It is what it is: a kick in the gut, a knife in the back, and overall cause for worry on my part. The wound is quite fresh. I've only been out a couple of weeks and I have good reason to believe I will be back in the workforce sooner than later.
All the same, it would seem that such a circumstance could be a blessing for an aspiring writer such as myself. After all, best sellers have been written in times of unemployment. There is, theoretically, greater psychological and temporal real estate that can be contributed to the cause. Yet, I find that my productivity has slowed to a crawl.
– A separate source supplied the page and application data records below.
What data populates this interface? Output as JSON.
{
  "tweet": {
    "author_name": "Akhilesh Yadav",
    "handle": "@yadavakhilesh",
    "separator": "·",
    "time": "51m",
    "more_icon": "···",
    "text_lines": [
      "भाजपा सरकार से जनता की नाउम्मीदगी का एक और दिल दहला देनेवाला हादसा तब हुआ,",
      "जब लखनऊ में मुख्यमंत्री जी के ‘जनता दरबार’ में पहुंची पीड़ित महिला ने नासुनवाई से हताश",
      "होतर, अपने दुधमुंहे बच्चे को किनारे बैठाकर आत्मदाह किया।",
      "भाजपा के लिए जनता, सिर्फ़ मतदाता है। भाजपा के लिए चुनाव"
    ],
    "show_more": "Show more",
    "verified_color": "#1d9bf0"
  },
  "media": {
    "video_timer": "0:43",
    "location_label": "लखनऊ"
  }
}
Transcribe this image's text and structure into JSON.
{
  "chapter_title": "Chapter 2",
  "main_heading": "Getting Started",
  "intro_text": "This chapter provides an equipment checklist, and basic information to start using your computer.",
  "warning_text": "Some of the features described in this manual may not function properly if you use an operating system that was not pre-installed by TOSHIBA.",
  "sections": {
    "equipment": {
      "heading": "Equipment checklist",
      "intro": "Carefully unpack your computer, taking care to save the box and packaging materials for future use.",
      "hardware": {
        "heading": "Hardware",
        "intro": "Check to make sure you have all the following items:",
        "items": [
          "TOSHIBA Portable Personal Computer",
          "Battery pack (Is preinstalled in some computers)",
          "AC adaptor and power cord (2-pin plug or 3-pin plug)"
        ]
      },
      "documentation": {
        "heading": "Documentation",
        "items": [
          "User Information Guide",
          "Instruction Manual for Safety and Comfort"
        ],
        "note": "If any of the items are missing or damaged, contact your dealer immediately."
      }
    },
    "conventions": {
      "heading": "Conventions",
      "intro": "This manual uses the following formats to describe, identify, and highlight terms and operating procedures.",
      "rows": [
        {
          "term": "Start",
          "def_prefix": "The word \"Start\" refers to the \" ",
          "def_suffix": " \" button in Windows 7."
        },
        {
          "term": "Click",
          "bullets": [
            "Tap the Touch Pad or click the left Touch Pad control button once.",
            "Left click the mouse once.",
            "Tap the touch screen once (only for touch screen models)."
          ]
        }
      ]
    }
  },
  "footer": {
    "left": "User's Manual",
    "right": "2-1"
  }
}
The very act of writing is selfish and narcissistic. To put words to page and attempt to sell or publish such words is to say to the world "My imagination time is so gripping that you will want to read it!" I have largely come to peace with this part of the writing life. Periodic publication helps fortify my will to keep cranking out the words, and the occasional payment in exchange for my imagination time scribblings helps me see the writing as modestly valuable undertaking.
At the same time, I enjoy it too damn much. No matter how much time I put into the job hunt each day, when I sit down to start writing, I feel as though I am giving myself a reward that I have not earned. There's this tiny voice in my head shouting "What? You think 4 hours worth of job hunting, resume submitting, and follow up phone calls earns you some down time with your words? Do something productive!" So I job hunt some more, tackle a few more chores around the house, take my little girl to the park.
While out of work, I am running myself even more ragged than when I was working, and I'm not even getting the kind of writing done that I suspected I would. It's the kind of thing that makes an artist doubt their ability. If I was destined to be a Writer with the capital W, then I would be able to knock out 2 hours worth of job hunting, a couple hours of daddy-of-the-year time and then dedicate a meaningful chunk of time to making words happen.
Sure, the odds of my writing becoming a meaningful source of income are only slightly better than my chances of being able to retire off of a lottery ticket. And even then writers are not known for their easy access to great insurance benefits. All the same, John Steinbeck, David Sedaris, JK Rowling, and Quentin Tarantino all gained valuable traction in their creative work while unemployed.
Time is a strange thing. Our most precious resource, and like any resource subject to all sorts of strange hang ups and neuroses. I have more time available to me now, but I feel it must be spent in the most valuable way possible. When I look at the way I prioritize what I do with this wealth of time, I start to worry. Do I no longer consider my own writing valuable? Sure, it has no significant cash value, but it never has. I've always been able to make the time to write without these horrible bouts of guilt. The fact is that a couple of hours of job hunting is really all that's required to sift through the new listing in my search radius.
So what's the point of this meandering blog post that will be read by no one? Beats me. Maybe I'm just talking through a rough patch of doubt and loathing. Maybe I'm hoping for some piece of advice or word of encouragement. Who the hell knows? With a little bit of luck, I'll find that I just needed to get this navel gazing nonsense out of my system. I'm going to go make a pot of coffee, put on some tunes, and try to get to work. I've got over 20 applications and resumes that have been sent out in the last 3 days. I've earned some imagination time.
And who knows, maybe the results will be worth having other people read. Only time will tell.